“Getaway,” a new action movie, is as loud and constantly colorful as some recent suspense movies have been demur. Then, too, it isn’t like any other movie named “Getaway” that I’ve ever seen before.
The 1972 “The Getaway,” directed by Sam Peckinpah, featured Steve McQueen in a story about a convict let out of jail to rob a bank. Like the inferior 1994 version of the same story, it had a Walter Hill screenplay based on a Jim Thompson novel. But the ’94 had Alec Baldwin cast in McQueen’s part. You can imagine how that went.
The new movie “Getaway” is no relation to the others. This one is a faint excuse for and hour and a half of car chases. Not bad car chases—they wind and grind and spill through anonymously urban streets that are supposed to be Sophia, Bulgaria. And they are fun in the way car chases can be fun. In just about all the ways car chases can be fun. And then there are still miles to go without any new ways for them to amuse us.
Leading the pack in all but one of these pursuits is a Shelby Cobra Mustang, a recent one, driven by former race-driver Brent, played by the recently resurgent Ethan Hawke. He is accompanied by the car’s owner, an unnamed under-aged, pistol-packing computer-expert played by Selena Gomez. The movie is ninety percent the two of them inside the car.
Now, don’t blame the messenger if the plot doesn’t make any sense. Brent’s wife has been kidnapped by the minions of a boss. The boss sends a message to Brent that he should pick up the Ford and then drive away. After a shakedown cruise in the car, which is fitted with all sorts of little TV cameras, Brent is sent into a parking garage and wait.

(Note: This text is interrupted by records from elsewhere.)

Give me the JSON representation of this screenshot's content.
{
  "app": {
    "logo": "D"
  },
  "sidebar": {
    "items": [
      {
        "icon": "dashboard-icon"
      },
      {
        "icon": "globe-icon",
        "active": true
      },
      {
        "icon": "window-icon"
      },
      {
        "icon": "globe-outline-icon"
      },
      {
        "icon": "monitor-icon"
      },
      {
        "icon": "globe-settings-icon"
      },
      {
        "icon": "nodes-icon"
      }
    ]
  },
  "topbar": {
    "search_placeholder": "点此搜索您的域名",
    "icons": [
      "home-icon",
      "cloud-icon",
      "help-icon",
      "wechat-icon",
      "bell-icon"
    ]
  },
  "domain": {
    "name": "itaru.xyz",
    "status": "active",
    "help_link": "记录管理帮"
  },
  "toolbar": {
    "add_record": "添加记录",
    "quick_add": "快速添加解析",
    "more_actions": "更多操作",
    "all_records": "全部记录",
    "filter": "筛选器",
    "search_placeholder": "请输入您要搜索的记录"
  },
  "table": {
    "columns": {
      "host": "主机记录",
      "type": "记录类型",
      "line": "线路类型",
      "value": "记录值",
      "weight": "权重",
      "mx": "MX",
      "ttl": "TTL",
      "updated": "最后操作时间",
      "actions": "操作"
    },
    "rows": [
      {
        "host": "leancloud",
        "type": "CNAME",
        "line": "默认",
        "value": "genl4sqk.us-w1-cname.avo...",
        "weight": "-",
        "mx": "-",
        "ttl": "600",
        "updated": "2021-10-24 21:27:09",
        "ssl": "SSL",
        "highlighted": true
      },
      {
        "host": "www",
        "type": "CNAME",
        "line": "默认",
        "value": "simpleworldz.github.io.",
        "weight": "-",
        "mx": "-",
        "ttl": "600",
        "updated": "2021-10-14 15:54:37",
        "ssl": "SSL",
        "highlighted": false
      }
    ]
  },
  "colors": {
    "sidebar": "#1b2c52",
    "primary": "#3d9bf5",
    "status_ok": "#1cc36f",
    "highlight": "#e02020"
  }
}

The girl appears at the passenger’s door with her gun and orders Brent to get out. He doesn’t. He takes her gun from her, which pleases the watching boss. Then for maybe forty minutes there is nothing but chase scenes as the Bulgar cops wreck a bevy of vehicles trying to corral the Mustang.
Eventually Brent and the girl establish a rapport. Then the boss sends them to drive to an investment bank—the one her father runs—which is closed for the night. In an attached parking garage, bank employees are loading something we are told is a computer hard-drive into a van. Minions attack and get the drive.
Then Brent and the girl arrive and they get away with the drive, and this is not part of the boss’s plan, or so I guessed. The girl downloads something from the hard drive onto a finger drive. Brent arranges to exchange this finger drive for his wife. And then he spends the next ten minutes avoiding the police.
There is even a false-bottom sort of reversal at the ending of the movie, one that doesn’t work except as ritual—no this doesn’t make any sense in the plot but yes it is like late identity revelations we’ve seen in lots of other movies.
So the story isn’t going to attract or please many moviegoers. “Getaway” ’13’s claim on the ticket-purchasing public has to be its action. Of course, the action is kind of silly, too. Last week we were wondering why the people inside the house in “You’re Next” didn’t turn off the lights so that the cross-bow shooters couldn’t see them to aim at them.
This week we’re wondering why the Mustang never has a flat. The script tries to explain why the car doesn’t get crumpled fenders and so on by saying it is specially armored. I suppose that makes as much sense as do the majority of assertions made by this goofy film.
And it is goofy, too. But that doesn’t mean it isn’t also sort of fun. After all, it acts as a greatest hits album for all the developments we’ve ever seen in movie car-chase scenes.
Even Peckinpaw’s “The Getaway” has some goofiness in it—remember Dub Taylor putting the cat on the hotel bed? But few movies are ever as unremittingly goofy and active as is this new movie. Action fans, take note.
Heck, goofy fans, take note.